The biggest advantage of well waters is the fact that it is readily available. In cases like floods, city water lines can get damaged which disrupts the flow of water. On the contrary, natural disasters like floods do not affect your water supply.
Cons Of Well Water
With a well water supply, you need to have an electric motor to draw the water from the well. Apart from using an electric motor or pump, you can also physically draw the water, but it can get tiring and is a complicated process.
So, ultimately with well water you need a constant supply of electricity to power the electric motor. Similarly, there is also the risk of faults in the electric water. In that case, your well water supply comes to a halt. So, both electricity and a proper functional electric pump/motor is required for well water.
You’re solely responsible for the periodic maintenance and water quality testing
With a well water supply there is no regulatory body involved and instead you’re the one responsible for the maintenance and ensuring the quality of the water. Wells require additional drilling, repairs, and periodic maintenance after a certain period of time, and all of that will be on you.
Similarly, conducting water tests and making sure the water is up to the mark is also your sole responsibility, which may be a nuisance for some people.
Can get contaminated pretty quickly
Well water is exposed to harmful chemical pollutants, sewage, and radiation. Apart from this, if animals or leaves fall into the water, it can also lead to an increase in the contaminants.

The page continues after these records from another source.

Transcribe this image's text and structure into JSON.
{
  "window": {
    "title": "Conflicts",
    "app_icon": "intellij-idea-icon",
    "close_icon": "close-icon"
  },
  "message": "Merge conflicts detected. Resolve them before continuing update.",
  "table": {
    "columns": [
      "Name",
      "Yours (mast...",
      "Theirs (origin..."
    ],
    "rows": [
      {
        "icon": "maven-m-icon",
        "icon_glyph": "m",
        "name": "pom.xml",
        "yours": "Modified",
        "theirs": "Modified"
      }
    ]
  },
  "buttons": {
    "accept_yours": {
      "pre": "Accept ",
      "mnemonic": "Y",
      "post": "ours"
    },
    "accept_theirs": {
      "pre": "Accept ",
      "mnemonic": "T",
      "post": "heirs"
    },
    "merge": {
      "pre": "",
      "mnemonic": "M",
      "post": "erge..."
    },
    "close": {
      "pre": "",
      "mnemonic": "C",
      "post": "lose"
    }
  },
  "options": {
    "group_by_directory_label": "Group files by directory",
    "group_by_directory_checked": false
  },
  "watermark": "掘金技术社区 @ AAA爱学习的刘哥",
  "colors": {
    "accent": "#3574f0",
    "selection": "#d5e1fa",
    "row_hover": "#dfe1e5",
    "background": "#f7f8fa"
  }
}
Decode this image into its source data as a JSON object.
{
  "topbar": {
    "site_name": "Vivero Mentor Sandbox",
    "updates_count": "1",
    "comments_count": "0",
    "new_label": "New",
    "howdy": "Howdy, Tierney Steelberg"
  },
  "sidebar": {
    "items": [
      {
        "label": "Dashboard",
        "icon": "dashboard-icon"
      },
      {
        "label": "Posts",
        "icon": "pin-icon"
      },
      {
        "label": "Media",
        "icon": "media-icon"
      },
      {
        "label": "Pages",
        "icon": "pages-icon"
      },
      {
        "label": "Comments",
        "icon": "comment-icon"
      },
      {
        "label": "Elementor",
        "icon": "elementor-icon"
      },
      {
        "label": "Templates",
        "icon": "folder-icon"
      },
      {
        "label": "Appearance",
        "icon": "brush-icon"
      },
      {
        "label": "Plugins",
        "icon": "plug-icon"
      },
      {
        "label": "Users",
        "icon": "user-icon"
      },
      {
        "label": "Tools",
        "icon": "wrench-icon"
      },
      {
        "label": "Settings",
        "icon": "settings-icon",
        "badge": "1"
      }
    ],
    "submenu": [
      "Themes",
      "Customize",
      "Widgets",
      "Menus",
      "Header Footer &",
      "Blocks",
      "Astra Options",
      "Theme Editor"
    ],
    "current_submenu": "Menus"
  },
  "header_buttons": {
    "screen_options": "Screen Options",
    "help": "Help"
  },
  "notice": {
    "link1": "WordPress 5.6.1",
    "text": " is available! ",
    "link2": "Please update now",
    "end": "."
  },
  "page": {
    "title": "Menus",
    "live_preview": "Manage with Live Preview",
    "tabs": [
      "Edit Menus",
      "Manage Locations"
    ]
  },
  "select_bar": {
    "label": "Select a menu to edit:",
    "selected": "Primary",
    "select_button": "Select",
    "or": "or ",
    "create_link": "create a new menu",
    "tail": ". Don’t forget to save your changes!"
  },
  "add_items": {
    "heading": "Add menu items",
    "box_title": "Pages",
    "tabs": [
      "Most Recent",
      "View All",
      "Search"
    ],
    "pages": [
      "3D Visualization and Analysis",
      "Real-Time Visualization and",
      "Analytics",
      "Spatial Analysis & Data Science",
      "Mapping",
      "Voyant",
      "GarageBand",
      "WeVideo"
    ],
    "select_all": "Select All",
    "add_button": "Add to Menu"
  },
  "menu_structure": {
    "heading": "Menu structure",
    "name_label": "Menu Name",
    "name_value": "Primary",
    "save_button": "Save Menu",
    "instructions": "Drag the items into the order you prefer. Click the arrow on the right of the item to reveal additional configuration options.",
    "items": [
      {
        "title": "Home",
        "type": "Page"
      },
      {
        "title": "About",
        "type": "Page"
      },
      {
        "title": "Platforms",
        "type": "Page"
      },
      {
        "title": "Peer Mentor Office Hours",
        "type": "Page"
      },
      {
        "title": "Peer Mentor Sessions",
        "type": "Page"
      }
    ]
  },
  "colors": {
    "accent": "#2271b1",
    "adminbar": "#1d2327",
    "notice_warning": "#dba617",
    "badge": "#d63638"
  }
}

Furthermore, if you have a septic close in the vicinity, it can also pollute the water; thus, compromising the overall quality, texture, and taste of your well water. This further adds to the routine tests that you are required to conduct on your well water, which complicates things.

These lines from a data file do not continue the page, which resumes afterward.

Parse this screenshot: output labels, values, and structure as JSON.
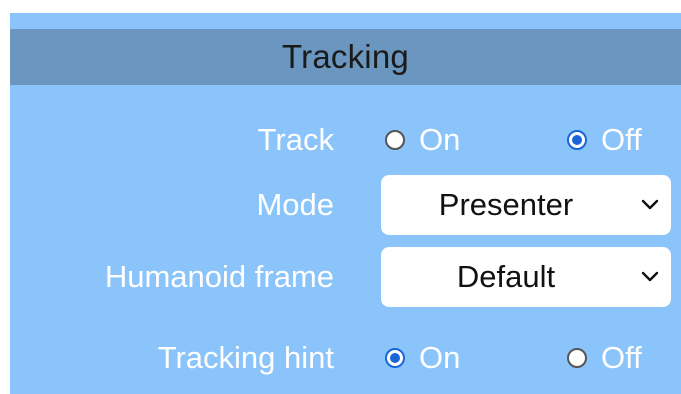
{
  "section": {
    "title": "Tracking"
  },
  "rows": {
    "track": {
      "label": "Track",
      "options": [
        {
          "label": "On",
          "checked": false
        },
        {
          "label": "Off",
          "checked": true
        }
      ]
    },
    "mode": {
      "label": "Mode",
      "value": "Presenter",
      "icon": "chevron-down-icon"
    },
    "humanoid_frame": {
      "label": "Humanoid frame",
      "value": "Default",
      "icon": "chevron-down-icon"
    },
    "tracking_hint": {
      "label": "Tracking hint",
      "options": [
        {
          "label": "On",
          "checked": true
        },
        {
          "label": "Off",
          "checked": false
        }
      ]
    }
  },
  "colors": {
    "panel_bg": "#8ac4fa",
    "header_bg": "#6a96bf",
    "radio_checked": "#1a66d8",
    "label_text": "#ffffff"
  }
}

Pros Of Using City Water
You’re free from maintenance and worrying about the quality of the water
The biggest advantage of city water is the fact that the entire responsibility of maintaining the quality of the water and any associated maintenance is on the water regulatory body.
You’re not bound or responsible for conducting any tests since the water regulatory body is responsible for conducting the tests and ensuring a safe and filtered supply of water to your homes.
If you still have to double check, you can simply ask for a report from your water regulatory body to verify that you’re getting a quality water supply to your home.
City water may Remineralizer your water
Since city water is properly processed and filtered, your water regulatory body may even remineralize it with healthy and essential nutrients for your well-being.
This process is usually carried out since some of the healthy minerals are removed after the filtration process required to remove the contaminants from the water.
Cons Of Using City Water
May or may not be fresh as compared to well water
City water comes from two sources. Either it is surface water or run-off. This means, it may have a number of contaminations that require undergoing thorough chemical treatment processes like chlorination.
Due to this, it directly affects the taste and the freshness of the water. So compared to well water, your city water may not be as fresh.
Monthly recurring charges
Although with city water, you do not have to worry about electricity costs or maintenance costs, you still have to pay bills for the water supply. Since the city is doing the hectic process of filtration and treatments, you have to pay for the service.
Little to no control over the water
With city water, the city is responsible for the supply of water. It decides whether you should or should not get water depending on whether you miss a monthly bill. So, you’re basically dependent on the city.
In addition to this, there may be times where certain emergency treatments are required, so in that case, your supply may be cut off entirely to get the treatments done. It is unavoidable and you will simply have to face the circumstances.
Subject to getting affected by natural disasters
Since city water supply uses water lines across the city, it may get blocked entirely under natural disasters like floods. It could lead to damage in the water supply lines and may lead to significant contamination in the water.
In that case, until the water lines are restored, and the quality of the water is thoroughly tested, you will not get access to the water.